I do everything I can to be right. And if not right, then at least consistent. I try to think of every counter argument, and come up with a response. If I can come up with a response to every counter argument that I can think of, that’s enough. It’s as close to being right as I feel I can get, and it’s adequate.
Except that it’s not quite adequate.
It’s only until I debate my friends that I realize that I was overly ambitious about my ability to find counter arguments. As a human, I tend to do this often. It’s not enough to just think your way out of a problem, you have to bounce it off of someone else.
I was discussing “positive duties”. Positive duties mean you should do something, negative duties mean you shouldn’t. For instance, you have a negative duty to not set the building on fire, and you might have a positive duty to rescue the people inside.
For clarification, I don’t mean: that you don’t have a choice. I mean: this is the rule and you SHOULD follow it. You don’t have to, but then you’re breaking the rule.

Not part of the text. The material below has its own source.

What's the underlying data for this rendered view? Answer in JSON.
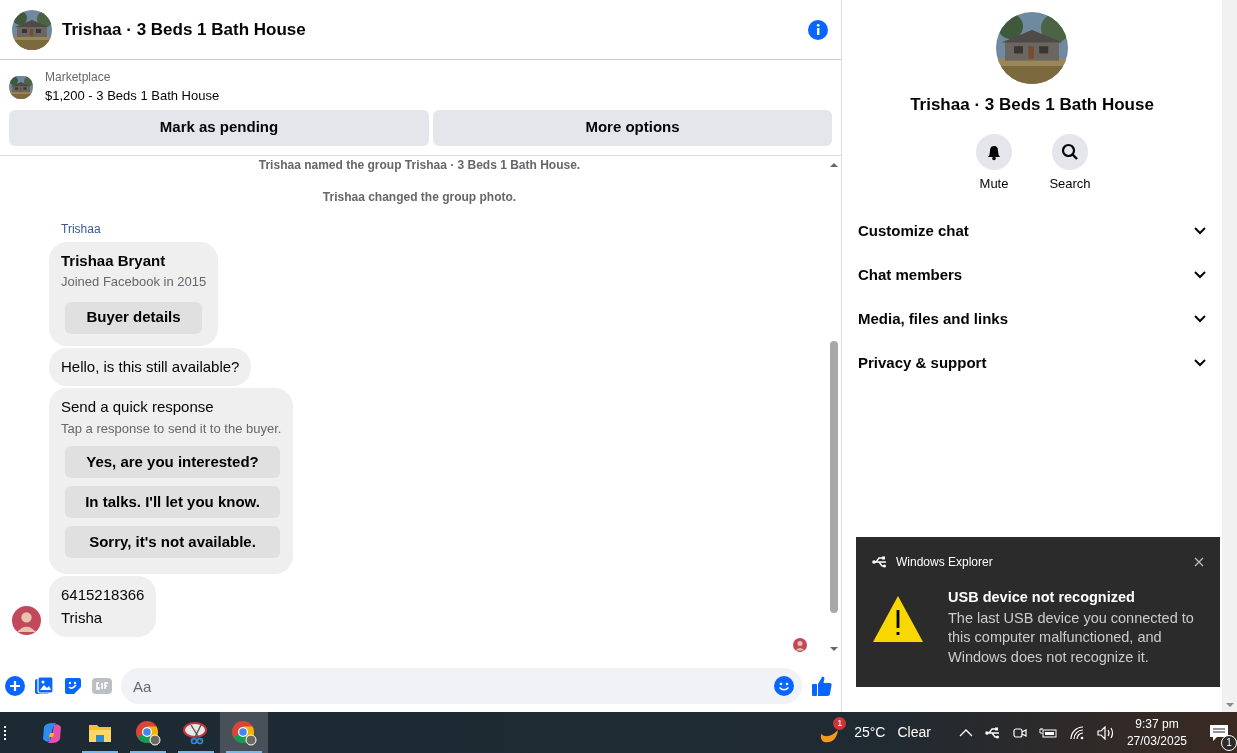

I was of the opinion that there is no positive duties that make sense. My logic is that positive duties are imaginary and consist of things that people just wished other people would do, and make a rule out of it. Such as, “People have a positive duty to give me ice cream”. It was apparent to me that no such rule existed! I reasoned that if anyone and everyone could make up rules, there was no way to distinguish between legitimate rules and bogus ones. And in all likelihood, they were all bogus.
I do believe in negative duties, such as don’t hit and don’t steal. Those seem intuitive to me and I made the assumption that they weren’t made up by a person, instead they were the rules of nature, therefore it was neutral and objective.
Then my friend brought up positive duties to children. Do we have an obligation to raise them, if we brought them into this world? I would certainly think so. That’s a positive duty. It also has serious implications. If I bring a child into this world, do my parents and siblings also have a duty to help out? How about the village? I don’t necessarily want the village to help me, so I would hope that there is no such rule. The conundrum is that this rule seems to come from nature.
The most important things to remember when fleshing out your moral code:
- Come clean.
Admit when you are wrong. this will help people relate to you and accept when you are right and it helps them identify the areas you are known to be right and areas you are known to be wrong.
- Think deep and hard.
I think of ethics as a big mountain range, and the smoother it is, the more consistent it is. sometimes it winds up slanted, but that’s still better than a bunch of exceptions, and exceptions to exceptions. Being right is hard, being consistent is a compromise. It’s easier and usually right-ish.